Secondhand trailers, however, may need some repair work and equally cannot be expected to last you as long as a brand new one. If you do opt for secondhand, make sure you thoroughly inspect it and are aware of any additional costs you may encounter through repairs. Take it for a test spin too to ensure everything is working as it should.
It’s important to consider whether you will want a partition in the trailer so as to separate livestock during transit. If you do, look for models which have this partition built-in.
However, you can also buy partitions separately which you can attach as and when are needed. This can be a good option if you intend on using your trailer for multiple purposes.
When you’re deciding on what size trailer to buy, make sure you take into consideration any need for extra storage space for carrying any equipment and calculate this in addition to the quantity of livestock you wish to transport.
While the trailer’s principal purpose may be transporting sheep, it can be incredibly useful for performing other tasks around the farm, such as collecting straw or hay, panels or any other farming equipment.
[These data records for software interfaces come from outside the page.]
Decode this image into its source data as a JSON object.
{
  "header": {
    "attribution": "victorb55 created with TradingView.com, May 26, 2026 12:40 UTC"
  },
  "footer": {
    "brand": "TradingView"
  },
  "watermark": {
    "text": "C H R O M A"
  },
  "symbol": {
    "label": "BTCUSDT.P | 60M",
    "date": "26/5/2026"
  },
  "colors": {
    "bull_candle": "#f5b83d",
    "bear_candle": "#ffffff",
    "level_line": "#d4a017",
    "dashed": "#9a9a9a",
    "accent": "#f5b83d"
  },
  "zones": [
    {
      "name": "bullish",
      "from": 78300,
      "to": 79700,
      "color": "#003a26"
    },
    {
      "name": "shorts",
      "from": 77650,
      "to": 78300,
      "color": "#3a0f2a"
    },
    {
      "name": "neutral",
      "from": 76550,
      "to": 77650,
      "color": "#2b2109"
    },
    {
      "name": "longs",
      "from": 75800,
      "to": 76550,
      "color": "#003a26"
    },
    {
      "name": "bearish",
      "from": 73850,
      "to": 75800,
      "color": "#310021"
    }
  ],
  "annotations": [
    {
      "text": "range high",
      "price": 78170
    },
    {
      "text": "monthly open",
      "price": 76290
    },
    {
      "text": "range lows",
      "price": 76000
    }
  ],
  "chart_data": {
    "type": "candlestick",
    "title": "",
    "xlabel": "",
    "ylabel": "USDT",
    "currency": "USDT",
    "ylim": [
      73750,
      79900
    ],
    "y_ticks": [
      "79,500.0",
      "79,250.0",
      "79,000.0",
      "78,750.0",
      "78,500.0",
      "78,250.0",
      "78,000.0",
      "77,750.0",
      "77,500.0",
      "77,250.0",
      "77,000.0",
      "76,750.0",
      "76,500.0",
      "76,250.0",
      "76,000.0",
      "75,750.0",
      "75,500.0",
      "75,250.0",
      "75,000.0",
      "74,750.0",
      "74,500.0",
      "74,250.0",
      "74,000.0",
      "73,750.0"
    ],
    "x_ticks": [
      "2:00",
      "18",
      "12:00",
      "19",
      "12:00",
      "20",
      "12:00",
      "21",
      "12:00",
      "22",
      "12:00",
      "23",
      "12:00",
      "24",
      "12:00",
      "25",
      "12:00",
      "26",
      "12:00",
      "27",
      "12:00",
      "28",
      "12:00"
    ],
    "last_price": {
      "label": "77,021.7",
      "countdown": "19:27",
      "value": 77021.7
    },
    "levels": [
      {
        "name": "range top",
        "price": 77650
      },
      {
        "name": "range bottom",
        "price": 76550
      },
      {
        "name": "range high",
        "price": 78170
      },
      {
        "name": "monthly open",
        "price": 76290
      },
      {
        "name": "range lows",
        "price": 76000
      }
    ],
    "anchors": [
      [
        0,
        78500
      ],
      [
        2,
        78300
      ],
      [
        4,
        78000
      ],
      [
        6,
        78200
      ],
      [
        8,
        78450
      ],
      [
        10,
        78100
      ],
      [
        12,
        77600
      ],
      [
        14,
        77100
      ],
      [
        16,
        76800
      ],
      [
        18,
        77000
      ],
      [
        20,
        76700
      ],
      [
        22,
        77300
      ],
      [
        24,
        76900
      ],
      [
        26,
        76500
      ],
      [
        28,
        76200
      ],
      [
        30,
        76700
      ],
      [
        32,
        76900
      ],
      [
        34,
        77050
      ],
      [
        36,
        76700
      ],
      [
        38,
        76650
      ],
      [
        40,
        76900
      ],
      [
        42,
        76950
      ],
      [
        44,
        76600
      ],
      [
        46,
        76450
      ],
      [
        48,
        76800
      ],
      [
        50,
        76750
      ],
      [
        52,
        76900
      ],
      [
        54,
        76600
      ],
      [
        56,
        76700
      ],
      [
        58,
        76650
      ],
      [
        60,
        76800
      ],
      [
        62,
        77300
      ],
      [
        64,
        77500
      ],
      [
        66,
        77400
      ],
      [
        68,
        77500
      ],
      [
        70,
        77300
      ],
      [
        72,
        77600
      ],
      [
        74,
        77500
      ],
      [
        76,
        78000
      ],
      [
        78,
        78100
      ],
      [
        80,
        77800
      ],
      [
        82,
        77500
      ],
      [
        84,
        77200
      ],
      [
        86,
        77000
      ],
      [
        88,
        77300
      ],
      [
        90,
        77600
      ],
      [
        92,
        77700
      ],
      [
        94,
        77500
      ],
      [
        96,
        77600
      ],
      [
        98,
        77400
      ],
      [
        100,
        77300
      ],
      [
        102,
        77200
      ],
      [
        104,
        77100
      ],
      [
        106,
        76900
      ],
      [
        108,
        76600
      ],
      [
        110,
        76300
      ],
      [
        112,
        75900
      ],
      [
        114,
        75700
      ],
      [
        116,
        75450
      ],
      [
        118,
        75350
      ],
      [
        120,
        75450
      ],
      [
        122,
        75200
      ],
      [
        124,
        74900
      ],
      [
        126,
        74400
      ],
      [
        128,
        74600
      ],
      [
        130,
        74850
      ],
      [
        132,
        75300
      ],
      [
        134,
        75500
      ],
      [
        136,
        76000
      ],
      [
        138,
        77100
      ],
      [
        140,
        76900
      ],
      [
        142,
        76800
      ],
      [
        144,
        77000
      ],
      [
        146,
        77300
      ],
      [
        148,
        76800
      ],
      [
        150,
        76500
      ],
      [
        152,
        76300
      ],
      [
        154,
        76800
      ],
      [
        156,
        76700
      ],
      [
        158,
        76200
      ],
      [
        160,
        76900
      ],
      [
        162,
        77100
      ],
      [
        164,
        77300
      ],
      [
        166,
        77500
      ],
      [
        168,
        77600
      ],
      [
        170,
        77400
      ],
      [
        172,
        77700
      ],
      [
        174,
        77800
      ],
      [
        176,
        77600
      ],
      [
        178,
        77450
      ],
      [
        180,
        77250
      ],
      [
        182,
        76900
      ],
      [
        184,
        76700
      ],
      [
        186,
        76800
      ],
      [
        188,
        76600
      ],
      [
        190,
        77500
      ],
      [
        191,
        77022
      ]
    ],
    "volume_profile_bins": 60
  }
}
You can check with the manufacturer as well as inspecting the trailer yourself to see if it would be equipped for this kind of versatility.
Some homemade trailers are made up of a mixture of wood, steel or aluminum. This can be perfectly adequate, although most manufactured trailers will either be made of steel or aluminum.
Aluminum is lighter weight so can keep the overall weight of your trailer down. Steel, on the other hand, can be stronger and more rigid. A successful combination of the two will be lightweight and robust
Ultimately, you’re looking for durability and sturdiness, so opt for high quality materials, whether steel or aluminum, to ensure you get this.
You can spend as much as $55,000 for a brand new gooseneck trailer, and as little as $5,000 for a 12-foot bumper-pull stock trailer. Consider your budget in alignment with your intentions for the trailer before splashing out unnecessarily, or being too frugal and not getting the best trailer for your needs.
Always look out for a warranty when buying new, as this will indicate whether or not a company truly believes in the durability and quality of a product.
On our farm when we were ready to invest in our own trailer we bought a pre-owned Alum-Line Gooseneck trailer which is as good today as the day we bought it. I can highly recommend their equipment.